Police officials voice concerns over red flag laws

AP Photo/Seth Perlman, File

Red flag laws are one of those things that might well sound like a good idea in the wake of some kind of horrific tragedy but really aren’t.

See, when you’re talking about hindsight, it’s really easy to see all the points where someone should have done something. It’s also really easy to get tunnel vision and think about the negative outcomes that could result from passing a law like that.

We’ve been saying that for quite a while, of course, but it’s clear that certain politicians aren’t interested in hearing from us.

Maybe they’ll listen to police officials instead.

So-called “red flag laws” have become a recent favorite of gun control activists, who portray them as a way to keep firearms out of “dangerous hands.” The laws empower judges to issue case-by-case firearm prohibition and confiscation orders, upon a petitioner’s showing that the respondent of the order poses a danger to themselves or others. The concept has at times held superficial appeal even to those who might normally support Second Amendment rights. But it’s constitutionality and efficacy wilt under close, critical scrutiny, which is why the NRA opposes the concept. Last week, an unusually revealing article by Bridge Michigan, an independent news source from the Wolverine State, brought another critical voice to the debate: that of the police who will actually be tasked with executing the orders. Entitled “Michigan police agencies sweating enforcement of ‘red flag’ gun laws,” it vividly underscores the difference between theory and practice when it comes to gun control.

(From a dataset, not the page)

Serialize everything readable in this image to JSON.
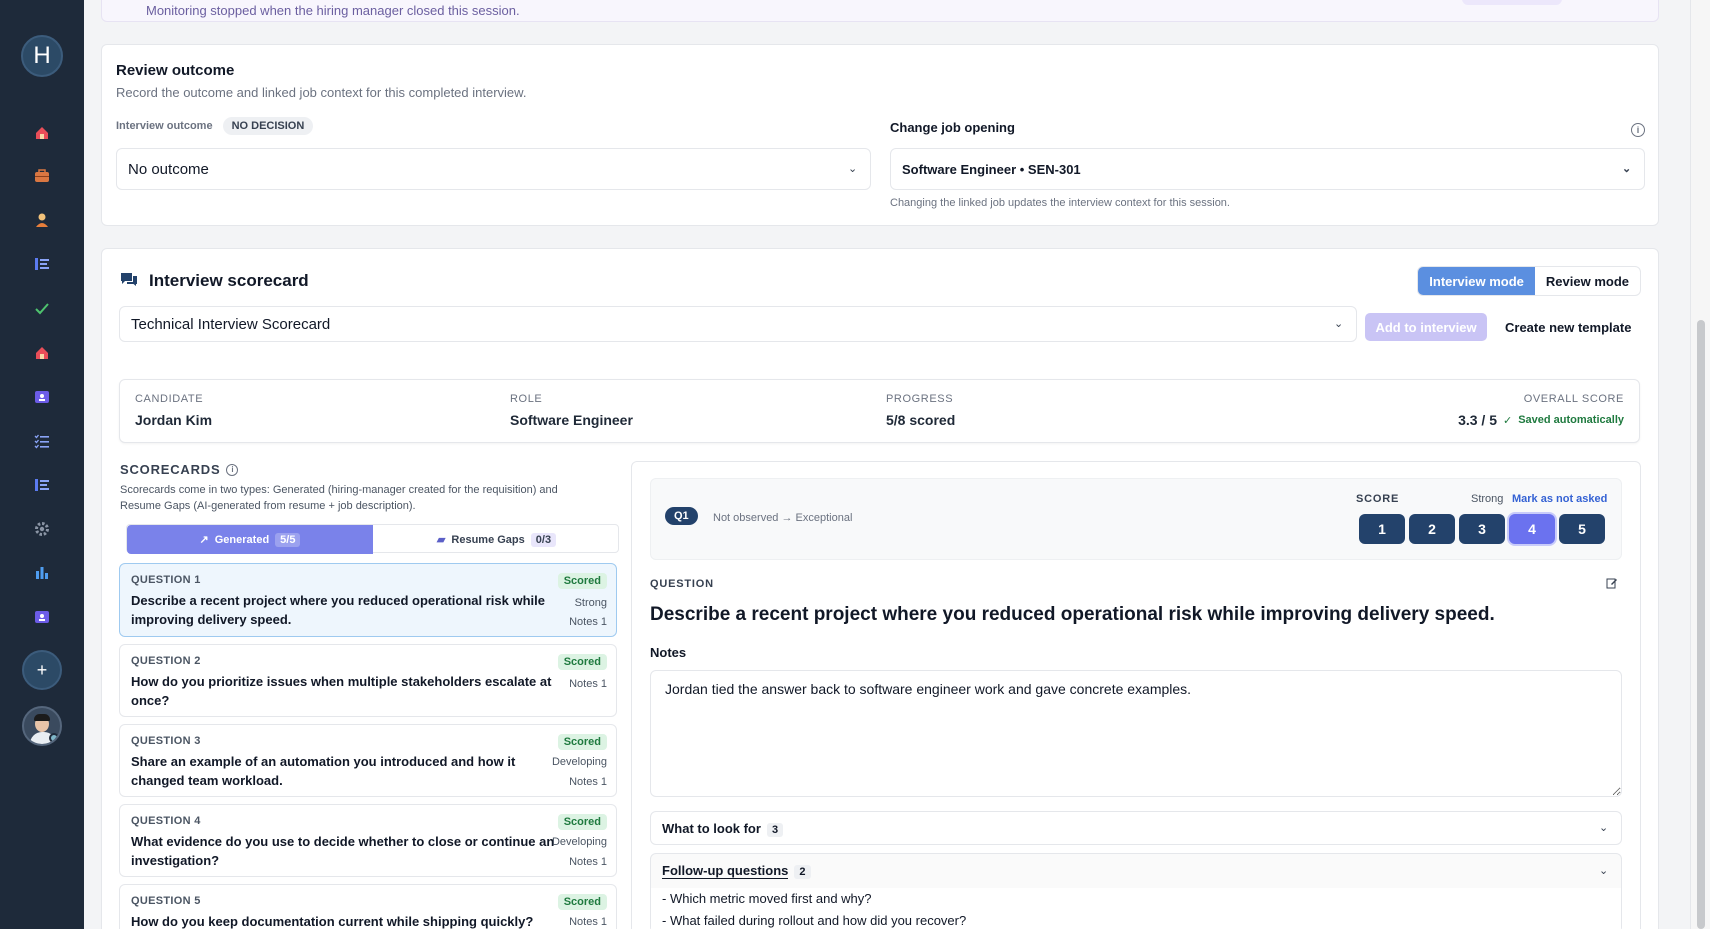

Among the officials quoted in the article is Robert Stevenson, executive director of the Michigan Association of Chiefs of Police. He said he supports the idea that people who are “not mentally balanced” should not have firearms, but he is concerned with the practicalities of how police will enforce Michigan’s new red flag law, which takes effect next spring. Stevenson offered several scenarios in which the supposedly “lifesaving” law could itself pose lethal risks.

As he explained to Bridge Michigan:

What happens if the person with the order tries to hurt the officers? What if the person who was deemed suicidal becomes overwhelmed and still poses harm to themselves when their guns are being seized? What if the individual with an order has to be detained by force or even be killed, due to the threat they pose?

From the citizen’s perspective, Stevenson said, it could be a case of: “We’re trying to save somebody in the family. We went to the police to save them, and they killed them.”

The Michigan lawmaker who introduced the state’s new red flag law claims that these concerns are overblown and that no one has been killed during the execution of a red flag order.

That must be a relief to the family of Gary J. Willis. Willis, you may recall, was killed when police showed up at his home to take his guns away. Do you really think that won’t happen again?

It should be noted that many of those who have their guns confiscated by law enforcement due to red flag laws most likely aren’t actually dangerous people. They’re just people who either scared a friend or family member or angered them.

Oh, yeah, let’s remember that the burden of proof for a red flag law is ridiculously low, all things considered. If you wanted to, you could just say they were a threat and describe some fictional scenario and get someone’s guns taken away.

Only, they don’t respond well and get killed instead.

Red flag laws sound great to a ton of people, but they’re really a terrible concept from start to finish.